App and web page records
******

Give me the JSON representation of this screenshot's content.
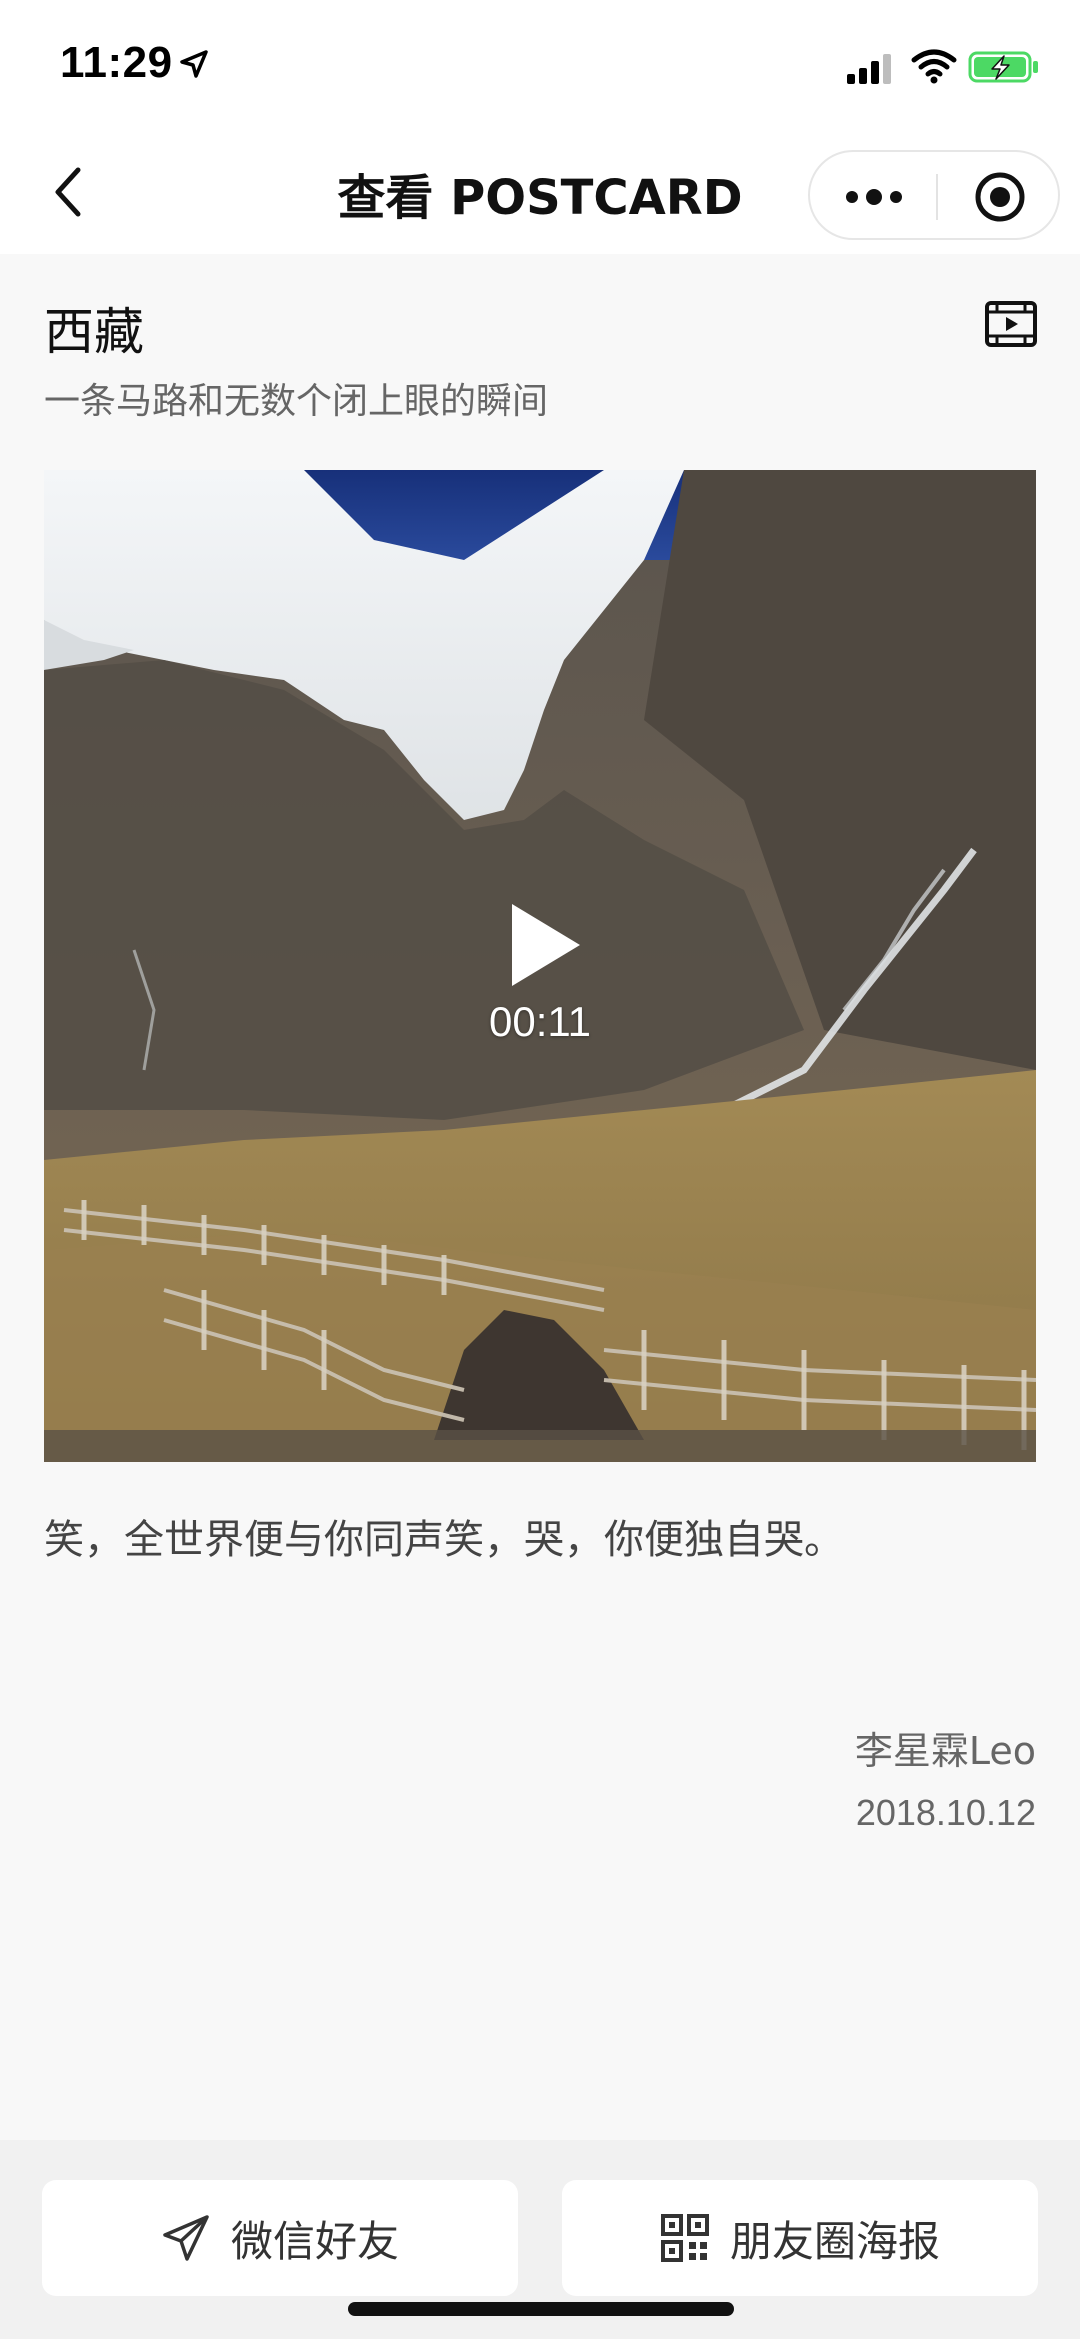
{
  "status_bar": {
    "time": "11:29"
  },
  "nav": {
    "title": "查看 POSTCARD"
  },
  "post": {
    "title": "西藏",
    "subtitle": "一条马路和无数个闭上眼的瞬间",
    "video_duration": "00:11",
    "body": "笑，全世界便与你同声笑，哭，你便独自哭。",
    "author": "李星霖Leo",
    "date": "2018.10.12"
  },
  "actions": {
    "share_friend": "微信好友",
    "moments_poster": "朋友圈海报"
  },
  "colors": {
    "accent_battery": "#4cd964",
    "text_primary": "#111111",
    "text_secondary": "#666666",
    "background": "#f8f8f8"
  }
}
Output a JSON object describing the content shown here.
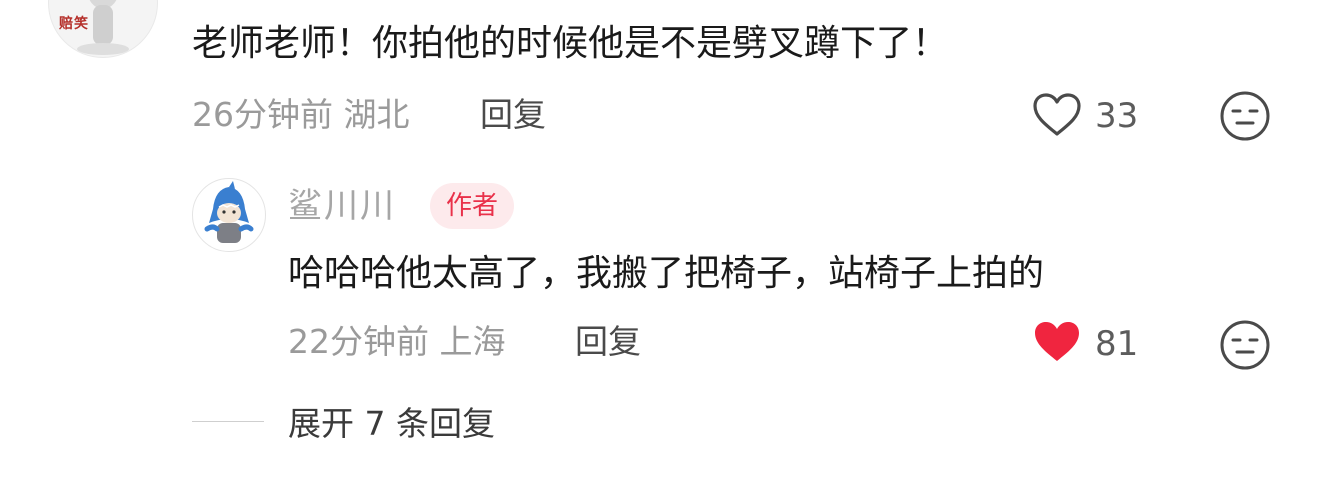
{
  "comment": {
    "avatar_tag": "赔笑",
    "text": "老师老师！你拍他的时候他是不是劈叉蹲下了！",
    "time": "26分钟前",
    "location": "湖北",
    "reply_label": "回复",
    "likes": "33",
    "liked": false,
    "like_icon": "heart-outline-icon",
    "dislike_icon": "meh-face-icon"
  },
  "reply": {
    "author": "鲨川川",
    "badge": "作者",
    "text": "哈哈哈他太高了，我搬了把椅子，站椅子上拍的",
    "time": "22分钟前",
    "location": "上海",
    "reply_label": "回复",
    "likes": "81",
    "liked": true,
    "like_icon": "heart-filled-icon",
    "dislike_icon": "meh-face-icon"
  },
  "expand": {
    "label": "展开 7 条回复"
  },
  "colors": {
    "liked_red": "#f0253f",
    "badge_bg": "#fdeaec",
    "badge_text": "#e9314a",
    "meta_gray": "#9a9a9a"
  }
}
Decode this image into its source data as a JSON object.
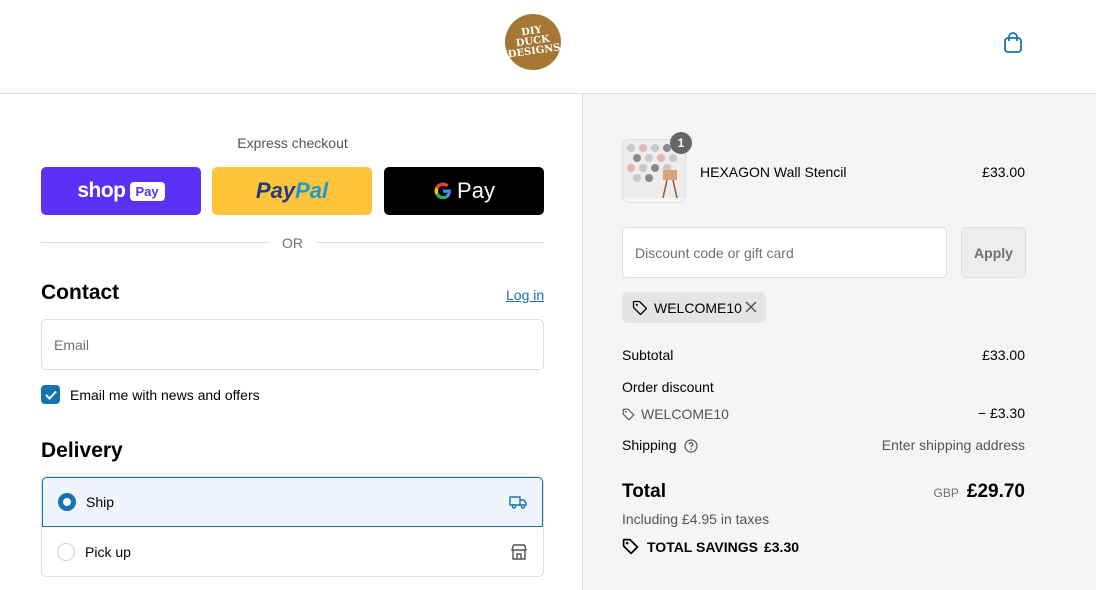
{
  "header": {
    "logo_text": "DIY DUCK DESIGNS",
    "cart_icon": "shopping-bag-icon"
  },
  "express": {
    "label": "Express checkout",
    "shop_pay": {
      "word": "shop",
      "pill": "Pay"
    },
    "paypal": {
      "part1": "Pay",
      "part2": "Pal"
    },
    "gpay": {
      "word": "Pay"
    },
    "or_text": "OR"
  },
  "contact": {
    "title": "Contact",
    "login_label": "Log in",
    "email_placeholder": "Email",
    "news_label": "Email me with news and offers",
    "news_checked": true
  },
  "delivery": {
    "title": "Delivery",
    "options": [
      {
        "label": "Ship",
        "selected": true,
        "icon": "truck-icon"
      },
      {
        "label": "Pick up",
        "selected": false,
        "icon": "store-icon"
      }
    ]
  },
  "summary": {
    "product": {
      "name": "HEXAGON Wall Stencil",
      "price": "£33.00",
      "quantity": "1"
    },
    "discount": {
      "placeholder": "Discount code or gift card",
      "apply_label": "Apply",
      "applied_code": "WELCOME10"
    },
    "subtotal_label": "Subtotal",
    "subtotal_value": "£33.00",
    "order_discount_label": "Order discount",
    "order_discount_code": "WELCOME10",
    "order_discount_value": "− £3.30",
    "shipping_label": "Shipping",
    "shipping_value": "Enter shipping address",
    "total_label": "Total",
    "currency": "GBP",
    "total_value": "£29.70",
    "tax_note": "Including £4.95 in taxes",
    "savings_label": "TOTAL SAVINGS",
    "savings_value": "£3.30"
  },
  "colors": {
    "accent": "#1773b0",
    "shop_pay": "#5a31f4",
    "paypal": "#ffc439",
    "logo": "#a57734"
  }
}
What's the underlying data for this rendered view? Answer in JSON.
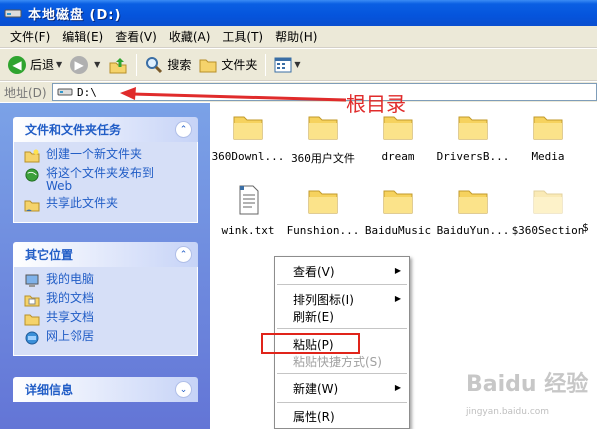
{
  "window": {
    "title": "本地磁盘 (D:)"
  },
  "menu": [
    "文件(F)",
    "编辑(E)",
    "查看(V)",
    "收藏(A)",
    "工具(T)",
    "帮助(H)"
  ],
  "toolbar": {
    "back": "后退",
    "search": "搜索",
    "folders": "文件夹"
  },
  "address": {
    "label": "地址(D)",
    "value": "D:\\"
  },
  "annotation": {
    "root_label": "根目录"
  },
  "left_panel": {
    "file_tasks": {
      "title": "文件和文件夹任务",
      "items": [
        "创建一个新文件夹",
        "将这个文件夹发布到",
        "Web",
        "共享此文件夹"
      ]
    },
    "other_places": {
      "title": "其它位置",
      "items": [
        "我的电脑",
        "我的文档",
        "共享文档",
        "网上邻居"
      ]
    },
    "details": {
      "title": "详细信息"
    }
  },
  "files": [
    {
      "name": "360Downl...",
      "type": "folder"
    },
    {
      "name": "360用户文件",
      "type": "folder"
    },
    {
      "name": "dream",
      "type": "folder"
    },
    {
      "name": "DriversB...",
      "type": "folder"
    },
    {
      "name": "Media",
      "type": "folder"
    },
    {
      "name": "wink.txt",
      "type": "text"
    },
    {
      "name": "Funshion...",
      "type": "folder"
    },
    {
      "name": "BaiduMusic",
      "type": "folder"
    },
    {
      "name": "BaiduYun...",
      "type": "folder"
    },
    {
      "name": "$360Section",
      "type": "folder-hidden"
    },
    {
      "name": "$",
      "type": "folder"
    }
  ],
  "context_menu": {
    "view": "查看(V)",
    "arrange": "排列图标(I)",
    "refresh": "刷新(E)",
    "paste": "粘贴(P)",
    "paste_shortcut": "粘贴快捷方式(S)",
    "new": "新建(W)",
    "properties": "属性(R)"
  },
  "watermark": {
    "main": "Baidu 经验",
    "sub": "jingyan.baidu.com"
  },
  "colors": {
    "titlebar": "#0554dc",
    "task_text": "#215dc6",
    "annotation": "#e02b2b",
    "menu_bg": "#ece9d8"
  }
}
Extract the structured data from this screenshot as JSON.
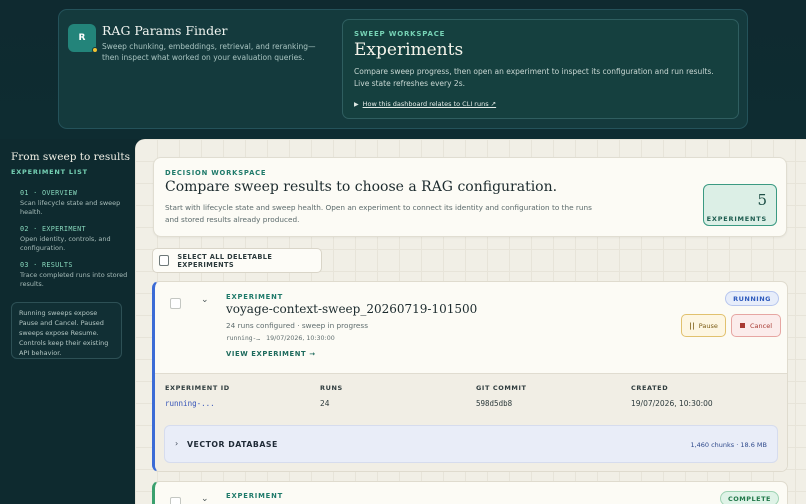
{
  "app": {
    "logo_letter": "R",
    "title": "RAG Params Finder",
    "description": "Sweep chunking, embeddings, retrieval, and reranking—then inspect what worked on your evaluation queries."
  },
  "workspace": {
    "kicker": "SWEEP WORKSPACE",
    "title": "Experiments",
    "description": "Compare sweep progress, then open an experiment to inspect its configuration and run results. Live state refreshes every 2s.",
    "link_label": "How this dashboard relates to CLI runs ↗"
  },
  "sidebar": {
    "title": "From sweep to results",
    "kicker": "EXPERIMENT LIST",
    "items": [
      {
        "num": "01 · OVERVIEW",
        "text": "Scan lifecycle state and sweep health."
      },
      {
        "num": "02 · EXPERIMENT",
        "text": "Open identity, controls, and configuration."
      },
      {
        "num": "03 · RESULTS",
        "text": "Trace completed runs into stored results."
      }
    ],
    "note": "Running sweeps expose Pause and Cancel. Paused sweeps expose Resume. Controls keep their existing API behavior."
  },
  "decision": {
    "kicker": "DECISION WORKSPACE",
    "title": "Compare sweep results to choose a RAG configuration.",
    "description": "Start with lifecycle state and sweep health. Open an experiment to connect its identity and configuration to the runs and stored results already produced.",
    "count": "5",
    "count_label": "EXPERIMENTS"
  },
  "select_all_label": "SELECT ALL DELETABLE EXPERIMENTS",
  "experiments": [
    {
      "kicker": "EXPERIMENT",
      "name": "voyage-context-sweep_20260719-101500",
      "subtitle": "24 runs configured · sweep in progress",
      "id_short": "running-…",
      "timestamp": "19/07/2026, 10:30:00",
      "view_label": "VIEW EXPERIMENT →",
      "status": "RUNNING",
      "pause_label": "Pause",
      "cancel_label": "Cancel",
      "details": {
        "id_label": "EXPERIMENT ID",
        "id_value": "running-...",
        "runs_label": "RUNS",
        "runs_value": "24",
        "commit_label": "GIT COMMIT",
        "commit_value": "598d5db8",
        "created_label": "CREATED",
        "created_value": "19/07/2026, 10:30:00"
      },
      "vector_db": {
        "label": "VECTOR DATABASE",
        "stats": "1,460 chunks · 18.6 MB"
      }
    },
    {
      "kicker": "EXPERIMENT",
      "status": "COMPLETE"
    }
  ],
  "colors": {
    "header_bg": "#0e2a2f",
    "accent_teal": "#1f7a6a",
    "running_border": "#3b6bd6",
    "complete_border": "#3aa06e"
  }
}
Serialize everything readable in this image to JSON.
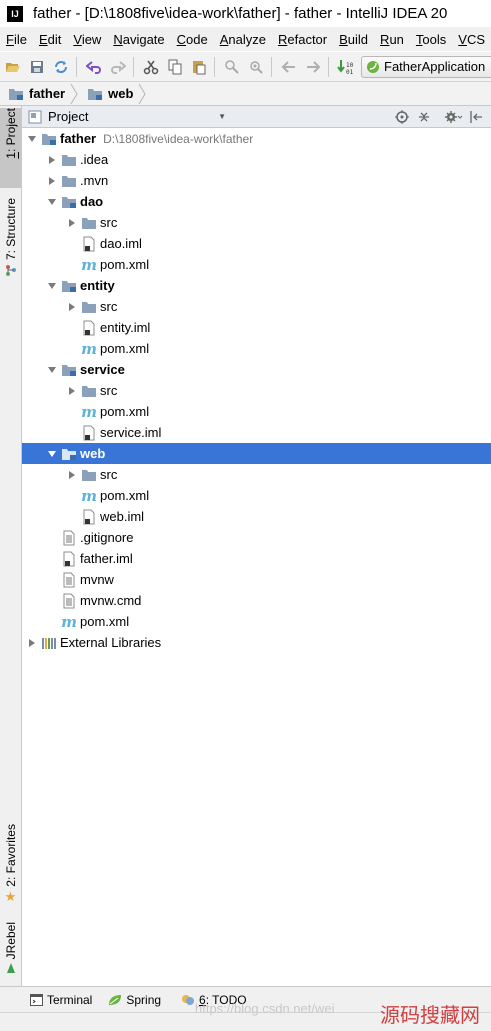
{
  "window": {
    "title": "father - [D:\\1808five\\idea-work\\father] - father - IntelliJ IDEA 20",
    "logo_text": "IJ"
  },
  "menu": [
    "File",
    "Edit",
    "View",
    "Navigate",
    "Code",
    "Analyze",
    "Refactor",
    "Build",
    "Run",
    "Tools",
    "VCS"
  ],
  "toolbar": {
    "run_config": "FatherApplication"
  },
  "navbar": {
    "crumbs": [
      "father",
      "web"
    ]
  },
  "left_tool_tabs": {
    "project": "1: Project",
    "structure": "7: Structure",
    "favorites": "2: Favorites",
    "jrebel": "JRebel"
  },
  "project_panel": {
    "view_selector": "Project",
    "tree": [
      {
        "label": "father",
        "path": "D:\\1808five\\idea-work\\father",
        "depth": 0,
        "expanded": true,
        "type": "module",
        "bold": true
      },
      {
        "label": ".idea",
        "depth": 1,
        "expanded": false,
        "type": "folder"
      },
      {
        "label": ".mvn",
        "depth": 1,
        "expanded": false,
        "type": "folder"
      },
      {
        "label": "dao",
        "depth": 1,
        "expanded": true,
        "type": "module",
        "bold": true
      },
      {
        "label": "src",
        "depth": 2,
        "expanded": false,
        "type": "folder"
      },
      {
        "label": "dao.iml",
        "depth": 2,
        "type": "iml"
      },
      {
        "label": "pom.xml",
        "depth": 2,
        "type": "maven"
      },
      {
        "label": "entity",
        "depth": 1,
        "expanded": true,
        "type": "module",
        "bold": true
      },
      {
        "label": "src",
        "depth": 2,
        "expanded": false,
        "type": "folder"
      },
      {
        "label": "entity.iml",
        "depth": 2,
        "type": "iml"
      },
      {
        "label": "pom.xml",
        "depth": 2,
        "type": "maven"
      },
      {
        "label": "service",
        "depth": 1,
        "expanded": true,
        "type": "module",
        "bold": true
      },
      {
        "label": "src",
        "depth": 2,
        "expanded": false,
        "type": "folder"
      },
      {
        "label": "pom.xml",
        "depth": 2,
        "type": "maven"
      },
      {
        "label": "service.iml",
        "depth": 2,
        "type": "iml"
      },
      {
        "label": "web",
        "depth": 1,
        "expanded": true,
        "type": "module",
        "bold": true,
        "selected": true
      },
      {
        "label": "src",
        "depth": 2,
        "expanded": false,
        "type": "folder"
      },
      {
        "label": "pom.xml",
        "depth": 2,
        "type": "maven"
      },
      {
        "label": "web.iml",
        "depth": 2,
        "type": "iml"
      },
      {
        "label": ".gitignore",
        "depth": 1,
        "type": "text"
      },
      {
        "label": "father.iml",
        "depth": 1,
        "type": "iml"
      },
      {
        "label": "mvnw",
        "depth": 1,
        "type": "text"
      },
      {
        "label": "mvnw.cmd",
        "depth": 1,
        "type": "text"
      },
      {
        "label": "pom.xml",
        "depth": 1,
        "type": "maven"
      },
      {
        "label": "External Libraries",
        "depth": 0,
        "expanded": false,
        "type": "libraries"
      }
    ]
  },
  "bottom_tabs": {
    "terminal": "Terminal",
    "spring": "Spring",
    "todo_num": "6",
    "todo": ": TODO"
  },
  "watermark": {
    "url": "https://blog.csdn.net/wei",
    "logo": "源码搜藏网"
  },
  "colors": {
    "selection": "#3875d6",
    "maven_icon": "#5fb3d8",
    "folder": "#8aa1b9"
  }
}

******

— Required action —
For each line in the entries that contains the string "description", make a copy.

— Exercise result —
    "description": "Sweep chunking, embeddings, retrieval, and reranking—then inspect what worked on your evaluation queries."
    "description": "Compare sweep progress, then open an experiment to inspect its configuration and run results. Live state refreshes every 2s.",
    "description": "Start with lifecycle state and sweep health. Open an experiment to connect its identity and configuration to the runs and stored results already produced.",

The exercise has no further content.